Both handsets are constructed with toughness in mind, with IP68 support being common across the range. Basically, it’ll take a while (30 minutes at two metres) for the ocean to destroy your device. But the ocean destroys everything, eventually. Both are MIL-STD-810 tested, and both can handle temperatures between -25° to 50°. If you’re torn between which one you want, the Core-M4 is a little easier to handle in terms of size and weight.
An M4 you can afford
The Crosscall Core-M4 is a smaller handset, with a 4.95in 960 x 480 display at its disposal. Don’t be too dismayed by the lack of resolution, the Core-M4 is intended as a utilitarian device — mounted on a motorcycle or knocking around a construction site rather than making YouTube videos look good. To that end, its touchscreen works whether your hands are wet or wearing gloves.
There’s a Snapdragon 215 at its heart, along with 3GB of RAM and 32GB of storage. Users can opt either for dual SIM cards or a SIM and a microSD if you’re using this as your at-home handset. There’s a 12MP rear camera as well as a 2MP front-facer but we’re not expecting anything special from either of them. They’ll likely take photos — Huawei and Samsung have nothing to worry about,
The Core-M4 runs Android 9.0, the handset supports GPS and features an FM radio and the whole thing weighs in at 210 grams. If you want one, it’ll cost more than the specs suggest — R6,700. It’ll be available in South Africa from August.
There’s another version of the phone called the Core-M4 GO, running Android Go (naturally), that’ll cost R5,400. That one drops in September this year.
X-4: Days of Future Past
Which brings us to the Crosscall Core-X4, which is the big-boy rugged smartphone. We already know it is as tough as its siblings are, so let’s dive into what makes it unique. The handset sports the best screen of the new Crosscall trio, a 5.45in 1,440 x 720 display that’ll work whether you’re wearing gloves or have wet hands. There’s a 3,850mAh battery in the back of this thing, which should manage at least a day of use on-site.
The rest of the spec is similar to that found in the Crosscall Core-T4 — the processor is Qualcomm’s Snapdragon 450, expect 3G of RAM and 32GB of storage and you can add up to 512GB of extra space using a microSD. If you do there’s still space for dual SIM cards, making this very attractive for small business owners who do important things with tools.
The rear camera is a little special, using a 48MP Fusion setup that combines four pixels into one — which should translate into 12MP images that look better than if you just used a plain ole 12MP sensor.
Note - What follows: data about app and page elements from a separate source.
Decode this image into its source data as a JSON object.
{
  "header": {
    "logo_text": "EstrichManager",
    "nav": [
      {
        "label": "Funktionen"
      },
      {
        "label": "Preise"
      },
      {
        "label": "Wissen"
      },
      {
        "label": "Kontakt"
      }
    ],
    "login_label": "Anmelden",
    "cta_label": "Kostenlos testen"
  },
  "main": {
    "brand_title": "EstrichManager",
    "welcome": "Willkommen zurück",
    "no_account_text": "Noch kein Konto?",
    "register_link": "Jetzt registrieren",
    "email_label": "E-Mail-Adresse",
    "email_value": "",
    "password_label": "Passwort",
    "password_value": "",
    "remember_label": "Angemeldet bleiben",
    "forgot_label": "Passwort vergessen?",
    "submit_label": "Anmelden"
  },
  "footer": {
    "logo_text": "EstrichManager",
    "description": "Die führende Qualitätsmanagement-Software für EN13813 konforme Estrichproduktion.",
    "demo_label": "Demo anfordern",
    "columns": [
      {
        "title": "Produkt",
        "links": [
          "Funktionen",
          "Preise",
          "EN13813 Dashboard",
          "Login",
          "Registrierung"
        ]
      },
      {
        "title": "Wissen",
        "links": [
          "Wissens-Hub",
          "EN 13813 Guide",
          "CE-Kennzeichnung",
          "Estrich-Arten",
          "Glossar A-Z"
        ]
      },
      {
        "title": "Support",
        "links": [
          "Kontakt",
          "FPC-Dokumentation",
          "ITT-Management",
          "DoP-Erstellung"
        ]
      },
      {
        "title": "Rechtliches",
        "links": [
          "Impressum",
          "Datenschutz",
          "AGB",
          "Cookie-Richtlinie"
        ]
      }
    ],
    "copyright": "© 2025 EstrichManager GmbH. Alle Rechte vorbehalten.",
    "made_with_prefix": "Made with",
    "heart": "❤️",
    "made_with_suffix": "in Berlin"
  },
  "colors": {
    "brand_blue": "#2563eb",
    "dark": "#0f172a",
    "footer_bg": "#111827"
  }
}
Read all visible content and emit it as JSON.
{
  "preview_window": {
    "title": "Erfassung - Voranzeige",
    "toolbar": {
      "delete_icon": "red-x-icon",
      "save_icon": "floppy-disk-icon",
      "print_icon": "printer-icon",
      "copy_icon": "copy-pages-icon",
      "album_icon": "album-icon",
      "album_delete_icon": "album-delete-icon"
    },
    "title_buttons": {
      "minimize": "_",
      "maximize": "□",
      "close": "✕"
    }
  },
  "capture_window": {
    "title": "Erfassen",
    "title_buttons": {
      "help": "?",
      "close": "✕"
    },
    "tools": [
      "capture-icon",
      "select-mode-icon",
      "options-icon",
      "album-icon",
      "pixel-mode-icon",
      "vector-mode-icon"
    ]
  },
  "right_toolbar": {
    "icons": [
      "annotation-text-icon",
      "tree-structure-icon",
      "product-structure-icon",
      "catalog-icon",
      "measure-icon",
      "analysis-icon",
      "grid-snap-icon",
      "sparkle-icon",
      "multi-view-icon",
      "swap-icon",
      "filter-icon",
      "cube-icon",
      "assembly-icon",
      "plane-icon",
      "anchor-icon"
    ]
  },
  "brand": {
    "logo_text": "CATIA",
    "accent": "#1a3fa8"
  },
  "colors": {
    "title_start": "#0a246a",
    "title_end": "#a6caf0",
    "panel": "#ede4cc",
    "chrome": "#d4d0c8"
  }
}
Up front there’s an 8MP sensor, in case you’re keen on taking selfies with mining equipment, but don’t expect to blow up Instagram with the Core-X4’s cameras.
If you cannot live without one, they’re launching at R9,500. They’re available in South Africa now, from a range of locations. If you want to know exactly where Crosscall has collected those locations on one page. Vodacom and MTN are on the list, as is Takealot.